If there are other sizes or resolutions you'd like to see added, let me know.

Brian, this chart is awesome! I have a 17" widescreen laptop with a 1440x900 resolution and I'm going to a 15.4" widescreen laptop and have been trying to figure out what resolution to go with to come as close to the text size as my 17"; and I assumed 1280x800 but had no data to back it up. I don't want to go any smaller on my text, but didn't want to go much bigger either. The chart shows 1280x800 will give me almost exactly the viewing experience I have now on my 17". Thanks a lot!
-Doug

I'm glad at least one other person thinks this is useful!

Thanks for sharing that info I really need to understand how that works.

This post was very helpful in learning more about DPI and the "standard". It's safe to say their is no standard and the most common DPI is always changing as tech advances.

Now the kicker...
How do you account for all the DPI variations when designing a media-rich website?

It is a good thing to keep in mind if you are using a high-DPI screen. If you are choosing the font sizes, etc... based on how it looks on your screen, you need to keep in mind that they might look huge on other screens.

As for things like video, etc... that's a tough one as a video will normally look just fine by zooming it instead of increasing the resolution. I'm not sure I've seen many sites with video zoom abilities. By zooming I mean using the same size video stream but displaying it with more pixels. This is not the same thing as using a higher resolution video stream.
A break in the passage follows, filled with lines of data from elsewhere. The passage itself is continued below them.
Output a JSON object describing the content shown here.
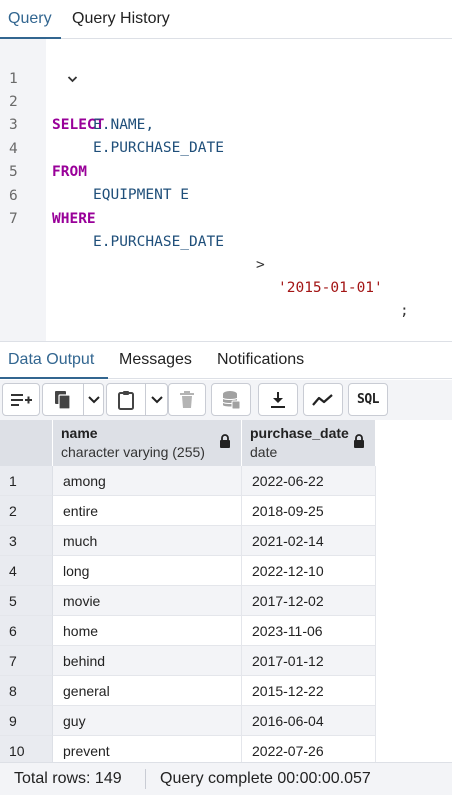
{
  "query_tabs": [
    {
      "label": "Query"
    },
    {
      "label": "Query History"
    }
  ],
  "editor": {
    "lines": [
      {
        "n": "1",
        "fold": "⌄"
      },
      {
        "n": "2"
      },
      {
        "n": "3"
      },
      {
        "n": "4"
      },
      {
        "n": "5"
      },
      {
        "n": "6"
      },
      {
        "n": "7"
      }
    ],
    "tokens": {
      "select_kw": "SELECT",
      "col_name": "E.NAME,",
      "col_date": "E.PURCHASE_DATE",
      "from_kw": "FROM",
      "table": "EQUIPMENT E",
      "where_kw": "WHERE",
      "where_col": "E.PURCHASE_DATE",
      "where_op": ">",
      "where_val": "'2015-01-01'",
      "terminator": ";"
    }
  },
  "output_tabs": [
    {
      "label": "Data Output"
    },
    {
      "label": "Messages"
    },
    {
      "label": "Notifications"
    }
  ],
  "toolbar": {
    "icons": [
      "add-row-icon",
      "copy-icon",
      "chevron-down-icon",
      "paste-icon",
      "chevron-down-icon",
      "delete-icon",
      "save-data-icon",
      "download-icon",
      "graph-icon"
    ],
    "sql_label": "SQL"
  },
  "grid": {
    "columns": [
      {
        "name": "name",
        "type": "character varying (255)"
      },
      {
        "name": "purchase_date",
        "type": "date"
      }
    ],
    "rows": [
      {
        "n": "1",
        "name": "among",
        "purchase_date": "2022-06-22"
      },
      {
        "n": "2",
        "name": "entire",
        "purchase_date": "2018-09-25"
      },
      {
        "n": "3",
        "name": "much",
        "purchase_date": "2021-02-14"
      },
      {
        "n": "4",
        "name": "long",
        "purchase_date": "2022-12-10"
      },
      {
        "n": "5",
        "name": "movie",
        "purchase_date": "2017-12-02"
      },
      {
        "n": "6",
        "name": "home",
        "purchase_date": "2023-11-06"
      },
      {
        "n": "7",
        "name": "behind",
        "purchase_date": "2017-01-12"
      },
      {
        "n": "8",
        "name": "general",
        "purchase_date": "2015-12-22"
      },
      {
        "n": "9",
        "name": "guy",
        "purchase_date": "2016-06-04"
      },
      {
        "n": "10",
        "name": "prevent",
        "purchase_date": "2022-07-26"
      }
    ]
  },
  "status": {
    "total_rows": "Total rows: 149",
    "query_complete": "Query complete 00:00:00.057"
  },
  "colors": {
    "accent": "#326690",
    "keyword": "#990099",
    "identifier": "#1f4f7a",
    "string": "#a31515"
  }
}
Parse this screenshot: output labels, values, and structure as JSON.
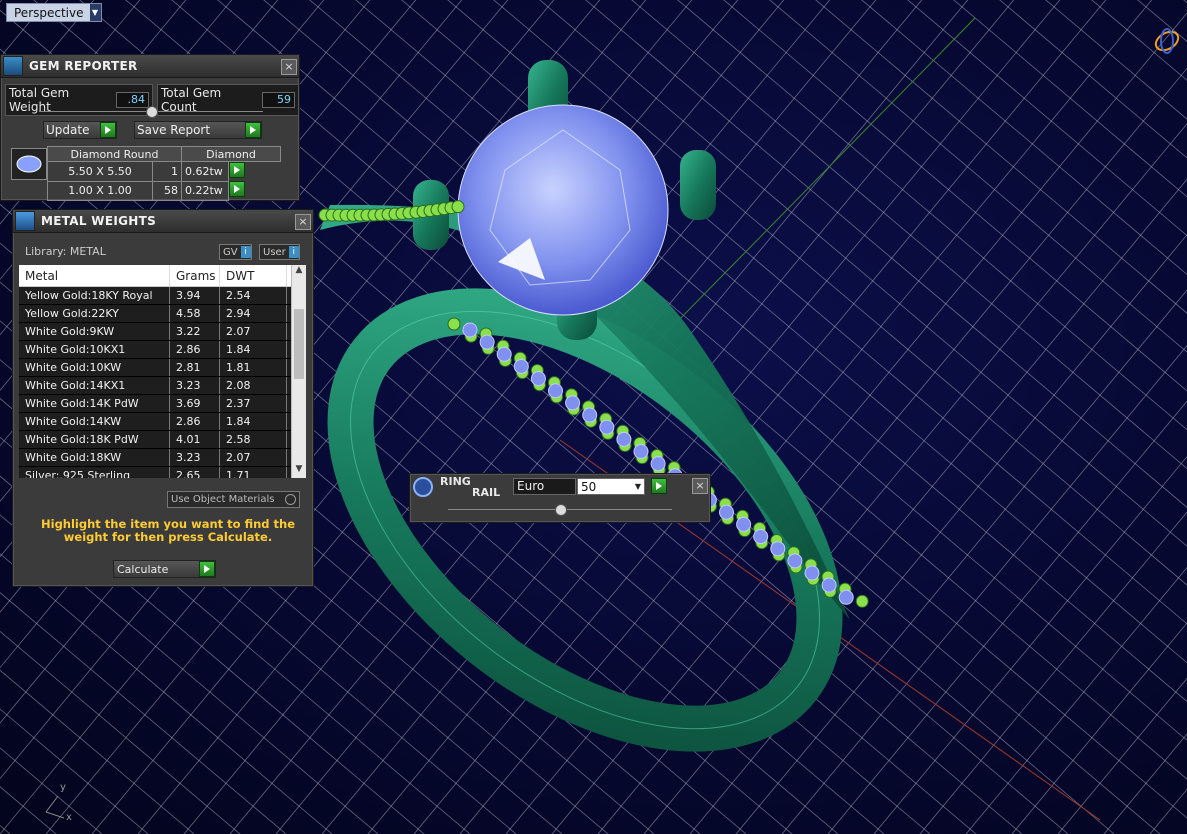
{
  "viewport": {
    "tab_label": "Perspective",
    "axis_y": "y",
    "axis_x": "x"
  },
  "colors": {
    "background": "#060830",
    "grid": "#c9c9d9",
    "ring_metal": "#1f8a6a",
    "accent_gems": "#8ae04a",
    "diamond": "#7f90ee"
  },
  "gem_reporter": {
    "title": "GEM REPORTER",
    "total_weight_label": "Total Gem Weight",
    "total_weight_value": ".84",
    "total_count_label": "Total Gem Count",
    "total_count_value": "59",
    "update_label": "Update",
    "save_label": "Save Report",
    "table_headers": [
      "Diamond Round",
      "Diamond"
    ],
    "rows": [
      {
        "size": "5.50 X 5.50",
        "count": "1",
        "weight": "0.62tw"
      },
      {
        "size": "1.00 X 1.00",
        "count": "58",
        "weight": "0.22tw"
      }
    ]
  },
  "metal_weights": {
    "title": "METAL WEIGHTS",
    "library_label": "Library: METAL",
    "gv_label": "GV",
    "user_label": "User",
    "columns": [
      "Metal",
      "Grams",
      "DWT"
    ],
    "rows": [
      {
        "metal": "Yellow Gold:18KY Royal",
        "grams": "3.94",
        "dwt": "2.54"
      },
      {
        "metal": "Yellow Gold:22KY",
        "grams": "4.58",
        "dwt": "2.94"
      },
      {
        "metal": "White Gold:9KW",
        "grams": "3.22",
        "dwt": "2.07"
      },
      {
        "metal": "White Gold:10KX1",
        "grams": "2.86",
        "dwt": "1.84"
      },
      {
        "metal": "White Gold:10KW",
        "grams": "2.81",
        "dwt": "1.81"
      },
      {
        "metal": "White Gold:14KX1",
        "grams": "3.23",
        "dwt": "2.08"
      },
      {
        "metal": "White Gold:14K PdW",
        "grams": "3.69",
        "dwt": "2.37"
      },
      {
        "metal": "White Gold:14KW",
        "grams": "2.86",
        "dwt": "1.84"
      },
      {
        "metal": "White Gold:18K PdW",
        "grams": "4.01",
        "dwt": "2.58"
      },
      {
        "metal": "White Gold:18KW",
        "grams": "3.23",
        "dwt": "2.07"
      },
      {
        "metal": "Silver:.925 Sterling",
        "grams": "2.65",
        "dwt": "1.71"
      }
    ],
    "use_object_label": "Use Object Materials",
    "instruction": "Highlight the item you want to find the weight for then press Calculate.",
    "calculate_label": "Calculate"
  },
  "ring_rail": {
    "title_line1": "RING",
    "title_line2": "RAIL",
    "standard": "Euro",
    "size": "50"
  }
}
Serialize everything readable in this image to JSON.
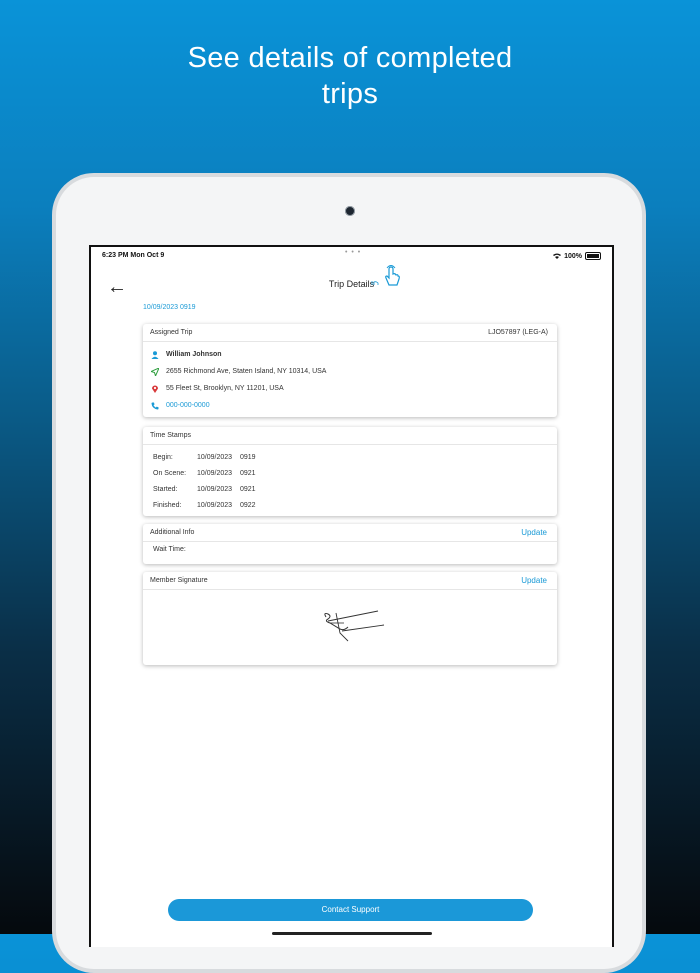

I'm sure I'll be referring back to this many times. Thanks!

Was just referred to here from notebook review dot com – excellent chart. Thank you :–)

Hello Brian,
you have done a excellent work! But now I'm interested in format question. What mean format? In my case the native resolution ratio 1280/1024 gives 1.25, whereas 4:3 gives 1,33...
An image in my photo editor gives a width of 4.17 inches. But a hand measurement gives approximately 3.11 inches. The ratio 4.17/3.11 is again 1.33... Then the format is very important! How I can get the screen format?
Thanks.

I'm not sure I'm qualified to answer this. It sounds like your image is using one value for it's DPI, and that's not the same as the DPI of your screen. This is typical but if you're trying to process digital pictures, there's probably some photo web sites out there with more information. The easy thing to do is to trust the photo software -- if it tells you the image is 4.17 inches wide, then that's what it will be if you print it out.

Thank you for this kind informative post. I have found most of the people always make gossips about pixel or regulations; even they don't have pure knowledge as it. I had been always thinking about it regulations, DPI, pixels and screen size. But after seeing this. I have got to chance to know about it. I have also bought many times Computer, laptops, tablet and also TV, I have to say to other, it's 29 "wide-screen plaza TV, it's a 24" monitor with 1280*800 high regulation bla blah.. Even I have no such outstanding information, but now I can say to others it is my size with DPI calculations and other definitions. Once again thank you for it.